Teaching in China
I didn’t want to continue being a solicitor and I wanted to live abroad.
Time for a Career Change – Time to be a TEFL Teacher Harriet Parker
This course has the best content for those with a thirst to teach!
A journalist who wrote a new story as a teacher Paloma Tiba
Hi! I’m Freddie, I am 21 years old and from England, currently teaching in the South West of China.
After completing a Geography degree at the University of Chester, I was in the uncertain and confusing limbo that most graduates experience, with the big life question of what to do next. During my third year of university one of my lecturers mentioned the possibility of teaching abroad, and although I have not travelled much in the past, or had any teaching experience, the idea stayed strong in my mind. I started to look into possibilities and decided a TEFL course was perfect for me; the programme offered the support that I felt I needed, and being online meant I had the flexibility to do it in my own time.
I completed the TEFL Academy 120-hour course and booked straight onto the February 5-month China internship. After an enthralling induction week in Chengdu where I got to meet lots of other foreign teachers and get my first taste of life in China, two other interns and myself were placed in the Fuling district of Chongqing. I have been in Fuling for nearly 2 months’ now and everyday something or someone has amazed me.

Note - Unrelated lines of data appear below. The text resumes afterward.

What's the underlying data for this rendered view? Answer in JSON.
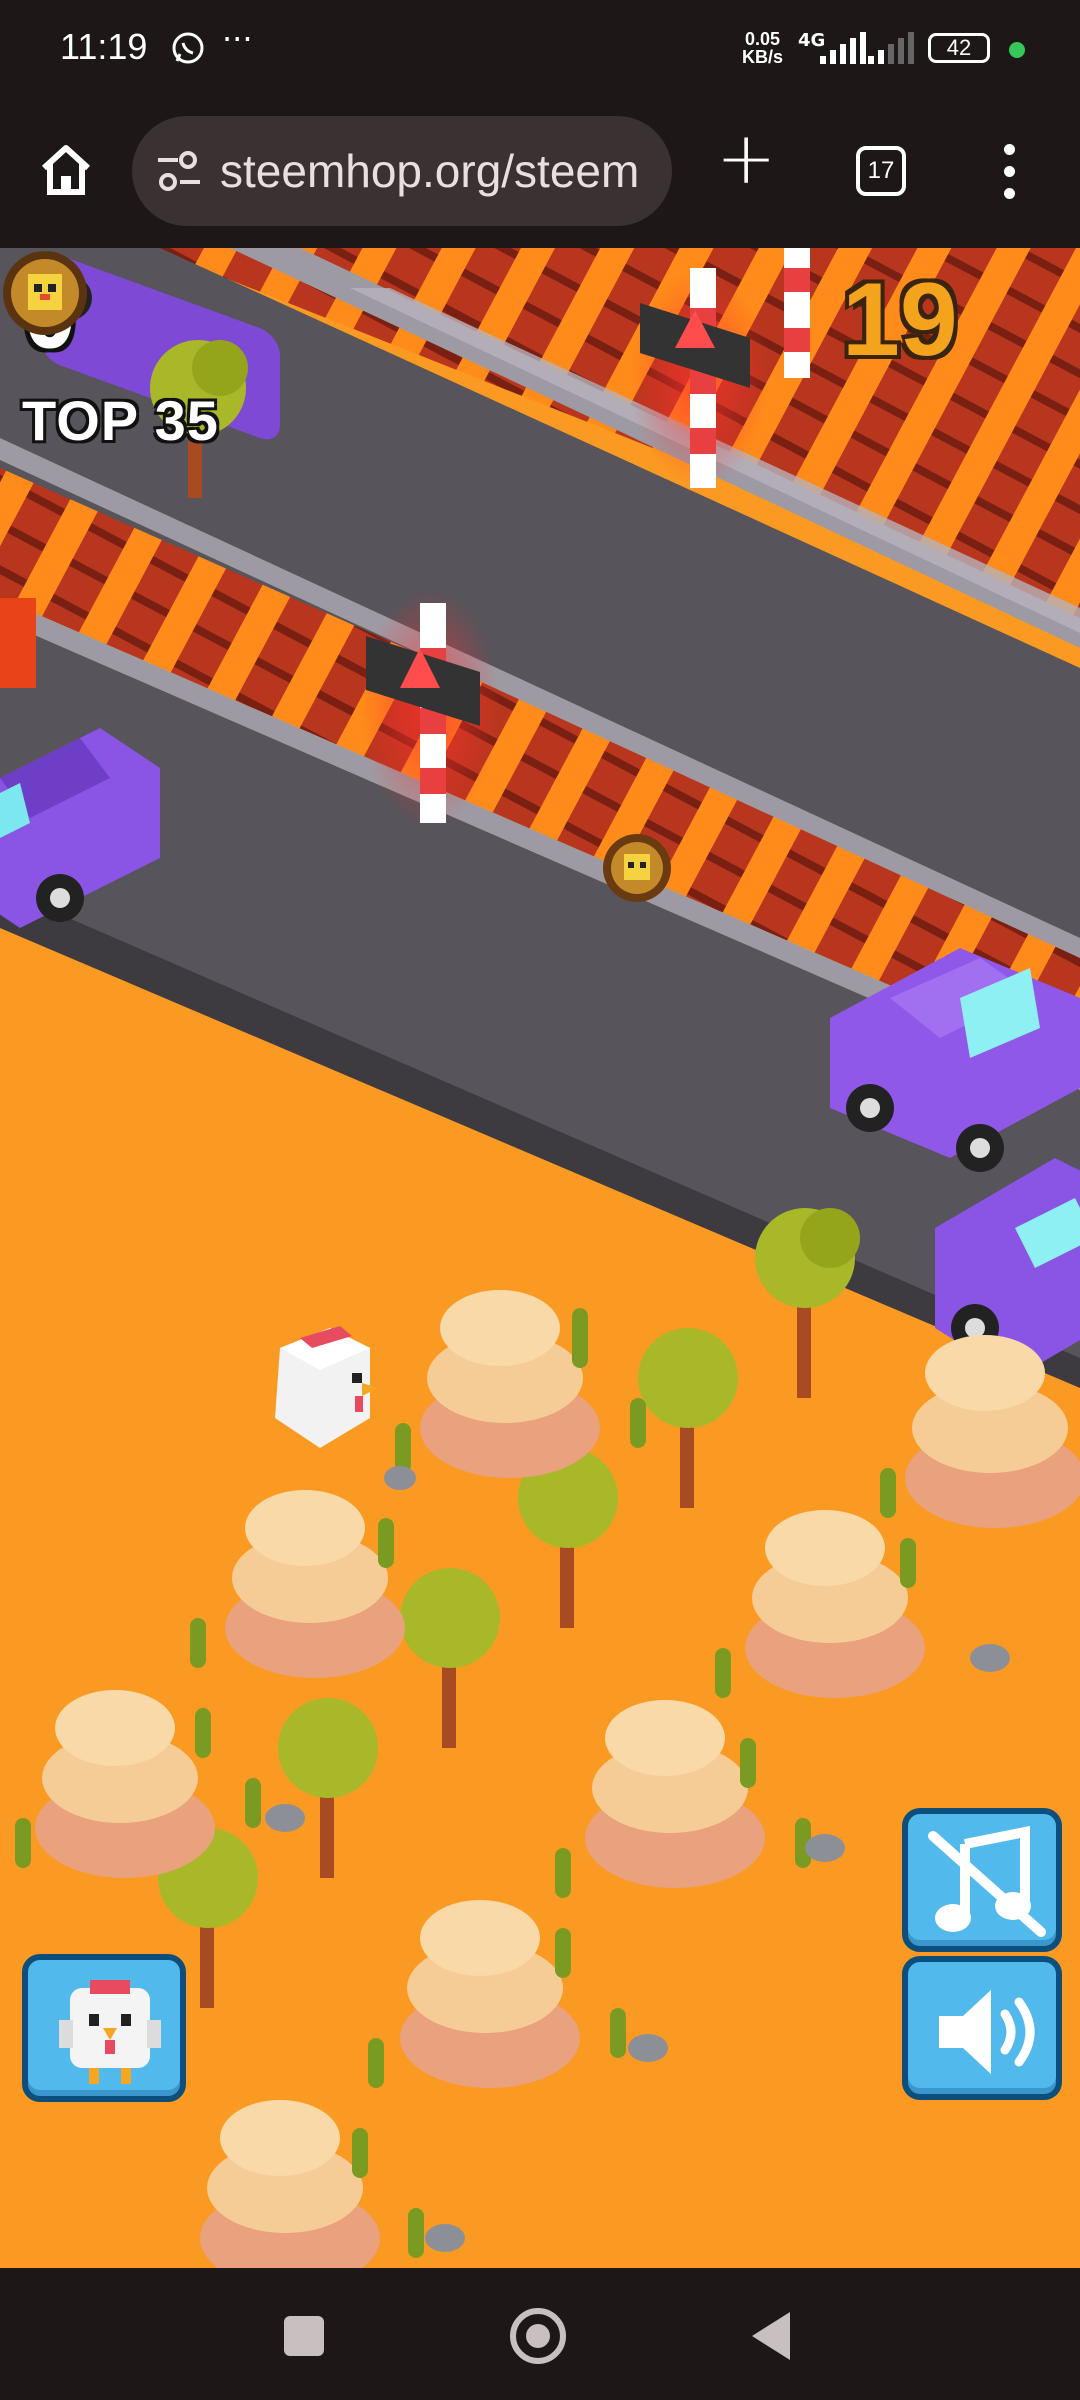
{
  "status_bar": {
    "time": "11:19",
    "speed_value": "0.05",
    "speed_unit": "KB/s",
    "network": "4G",
    "battery": "42",
    "icons": [
      "whatsapp-icon",
      "more-notifications-icon",
      "signal-icon",
      "battery-icon"
    ]
  },
  "browser": {
    "url": "steemhop.org/steem",
    "tab_count": "17",
    "icons": [
      "home-icon",
      "site-settings-icon",
      "new-tab-icon",
      "tabs-icon",
      "menu-icon"
    ]
  },
  "game": {
    "score": "0",
    "top_label": "TOP 35",
    "coins": "19",
    "buttons": [
      "character-select",
      "music-muted",
      "sound-on"
    ],
    "colors": {
      "ground": "#fb9a22",
      "road": "#57545b",
      "car": "#8f58e8",
      "button": "#52b9ec",
      "coin_text": "#f4a41c"
    }
  },
  "nav_bar": {
    "icons": [
      "recents-icon",
      "home-circle-icon",
      "back-icon"
    ]
  }
}
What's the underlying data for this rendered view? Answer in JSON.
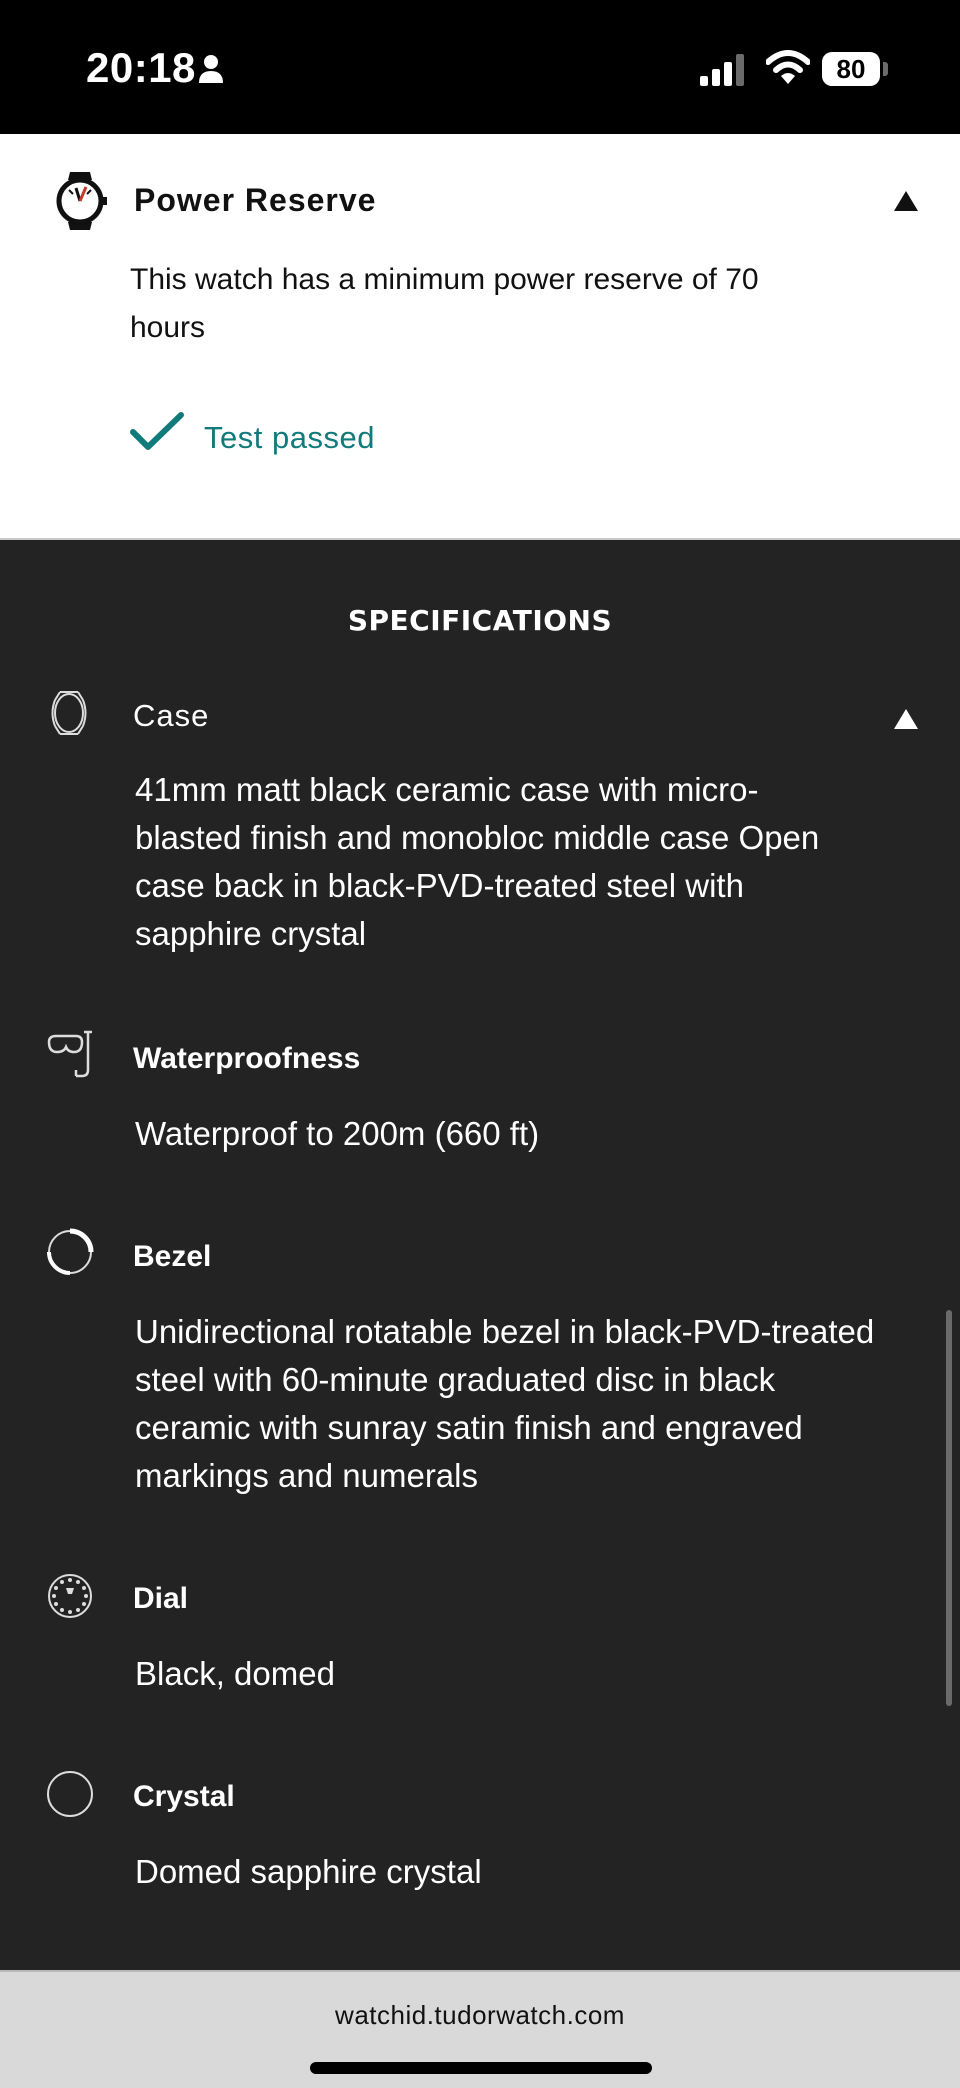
{
  "status_bar": {
    "time": "20:18",
    "battery": "80",
    "icons": [
      "person-icon",
      "signal-icon",
      "wifi-icon",
      "battery-icon"
    ]
  },
  "power_reserve": {
    "icon": "watch-power-icon",
    "title": "Power Reserve",
    "description": "This watch has a minimum power reserve of 70 hours",
    "status": "Test passed",
    "status_color": "#117a7a"
  },
  "specifications": {
    "heading": "SPECIFICATIONS",
    "items": [
      {
        "icon": "watch-case-icon",
        "title": "Case",
        "body": "41mm matt black ceramic case with micro-blasted finish and monobloc middle case Open case back in black-PVD-treated steel with sapphire crystal"
      },
      {
        "icon": "diving-mask-icon",
        "title": "Waterproofness",
        "body": "Waterproof to 200m (660 ft)"
      },
      {
        "icon": "bezel-icon",
        "title": "Bezel",
        "body": "Unidirectional rotatable bezel in black-PVD-treated steel with 60-minute graduated disc in black ceramic with sunray satin finish and engraved markings and numerals"
      },
      {
        "icon": "dial-icon",
        "title": "Dial",
        "body": "Black, domed"
      },
      {
        "icon": "crystal-icon",
        "title": "Crystal",
        "body": "Domed sapphire crystal"
      }
    ]
  },
  "browser": {
    "url": "watchid.tudorwatch.com"
  },
  "colors": {
    "background": "#232323",
    "card": "#ffffff",
    "accent": "#117a7a"
  }
}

I am living on campus at a high school in the new town area of Fuling, working at the school, as well as another middle school in the same area. I was prepared for fairly large class sizes, however nothing can prepare you for stepping into a classroom and seeing 80 10-12 year olds staring back at you. Once the initial shock of this had set in, teaching has been a blast, and I have been both surprised and proud of my teaching ability in the sometimes challenging environment. Teaching has a big learn-on-the-job aspect to it, as lots of things you cannot prepare for, however, the TEFL course has provided me with the foundations I need to feel confident and assured. Learning how to prepare lesson plans correctly have been extremely helpful, as well as lots of classroom activities that the students love!
Everyday something crazy or unexpected has happened, for instance on one of my first days I was asked to speak in front of 2000 students, a nerve racking experience but certainly one I will never forget! Only last week I took part in the school’s talent show, and this weekend I am attending my first Chinese wedding!
The generosity of my students and teachers means an initial culture shock was not as apparent as I foresaw; I have been taken for dinner many times, on day trips fishing or for a mountain hike, and even hit the Karaoke clubs with many of my teachers! They have taken me in like a family member and do everything they can to make me feel as welcome and settled as possible, it has been a truly humbling two months. However, there are aspects that have taken some getting used to with squat toilets being the big one! The positives of life in China outweigh the negatives a million to one and so far there is nothing I would change.
On my return to the UK I plan on applying to study for PGCE, either this year or next. Using the experience, I have gained in China I am confident that teaching is something I’d like to pursue for a career. However, I still advise a TEFL for those who know they do not want to teach long-term. Many of the foreign teachers I have made friends with are like this, and have still gained so much out of their time. TEFL gives you the chance to explore a new country and become part of a new and exciting culture.
Finally, the advice I can offer someone planning to teach English abroad is to expect the unexpected, be open to all sorts of crazy new things, and try anything once!